- **ABOUT THIS TASK**:
Return the data exactly, without pictures.

- **INFORMATION SUPPLIED**:
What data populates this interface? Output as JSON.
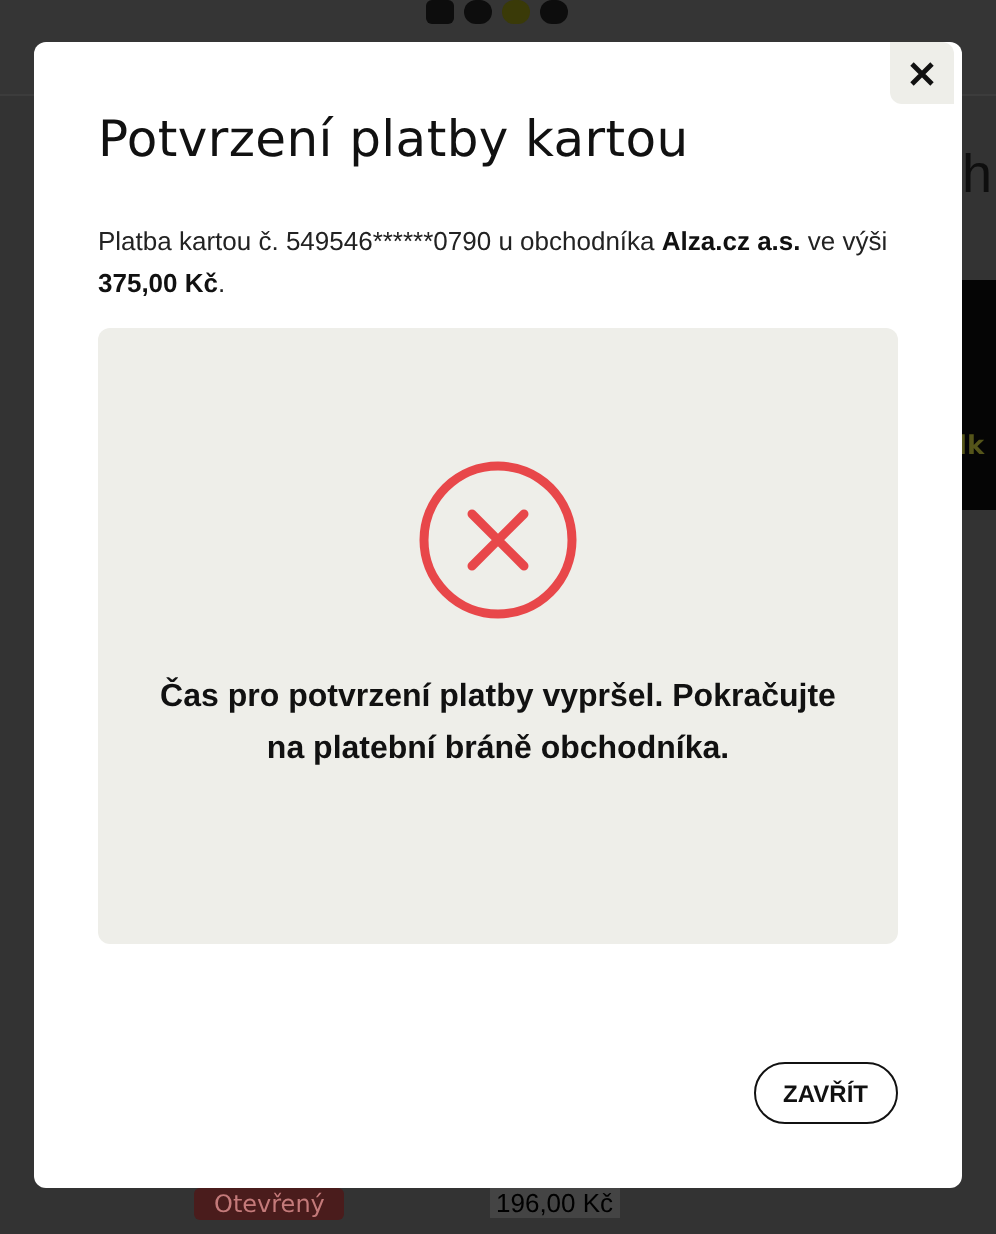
{
  "background": {
    "heading_fragment": "h",
    "banner_fragment": "lk",
    "order": {
      "status": "Otevřený",
      "amount": "196,00 Kč"
    }
  },
  "dialog": {
    "title": "Potvrzení platby kartou",
    "message": [
      {
        "text": "Platba kartou č. 549546******0790 u obchodníka ",
        "bold": false
      },
      {
        "text": "Alza.cz a.s.",
        "bold": true
      },
      {
        "text": " ve výši ",
        "bold": false
      },
      {
        "text": "375,00 Kč",
        "bold": true
      },
      {
        "text": ".",
        "bold": false
      }
    ],
    "result": {
      "kind": "error",
      "text": "Čas pro potvrzení platby vypršel. Pokračujte na platební bráně obchodníka."
    },
    "close_button": "ZAVŘÍT"
  }
}
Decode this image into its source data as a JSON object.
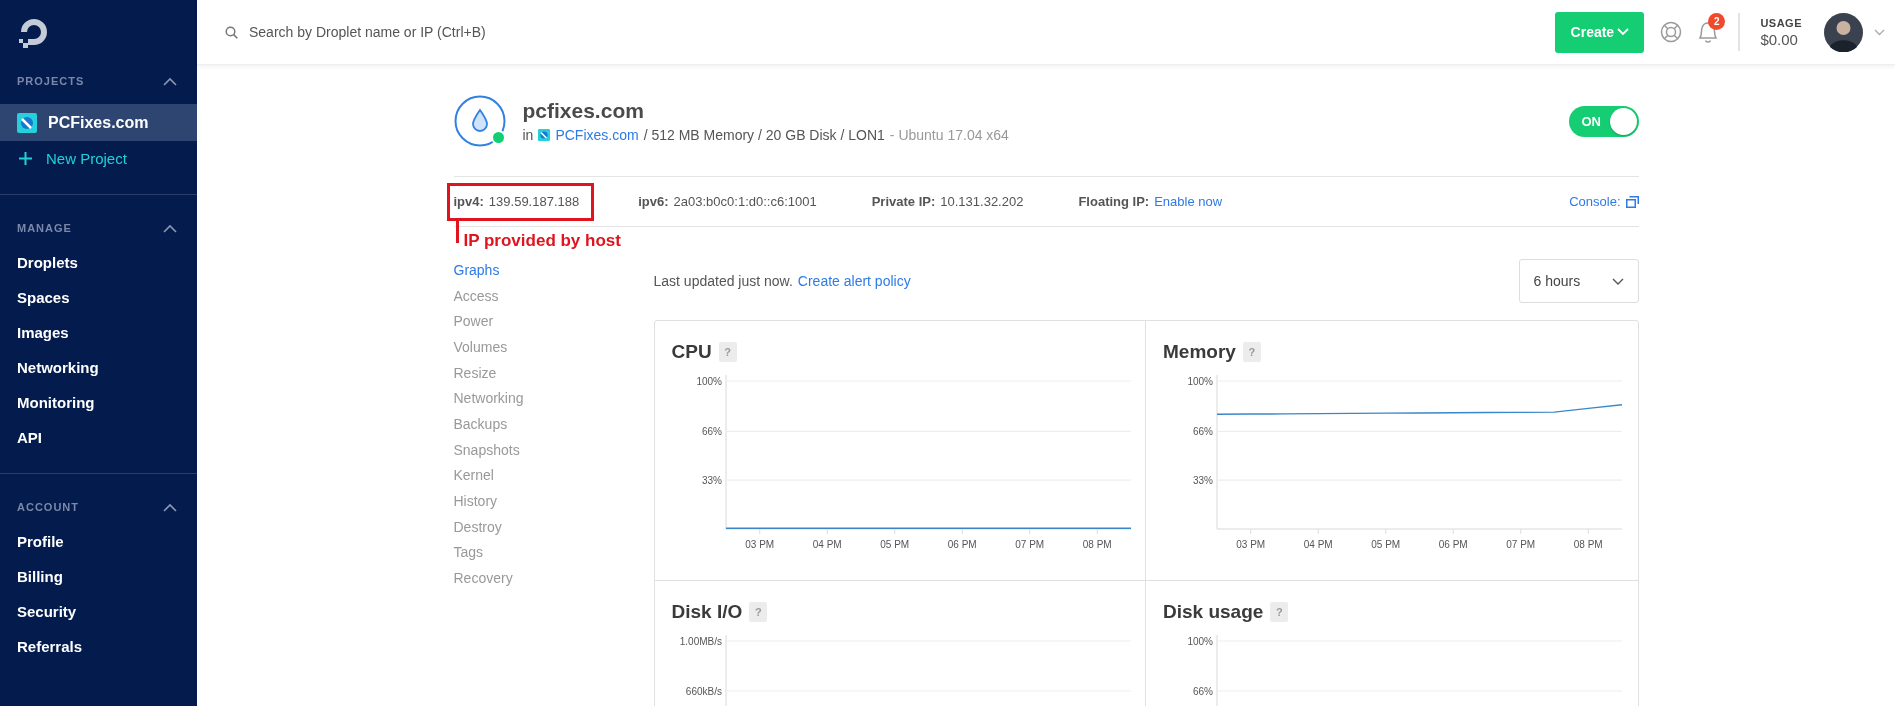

- **RESULT**:
What data populates this interface? Output as JSON.
{
  "background": {
    "heading_fragment": "h",
    "banner_fragment": "lk",
    "order": {
      "status": "Otevřený",
      "amount": "196,00 Kč"
    }
  },
  "dialog": {
    "title": "Potvrzení platby kartou",
    "message": [
      {
        "text": "Platba kartou č. 549546******0790 u obchodníka ",
        "bold": false
      },
      {
        "text": "Alza.cz a.s.",
        "bold": true
      },
      {
        "text": " ve výši ",
        "bold": false
      },
      {
        "text": "375,00 Kč",
        "bold": true
      },
      {
        "text": ".",
        "bold": false
      }
    ],
    "result": {
      "kind": "error",
      "text": "Čas pro potvrzení platby vypršel. Pokračujte na platební bráně obchodníka."
    },
    "close_button": "ZAVŘÍT"
  }
}
Decode this image into its source data as a JSON object.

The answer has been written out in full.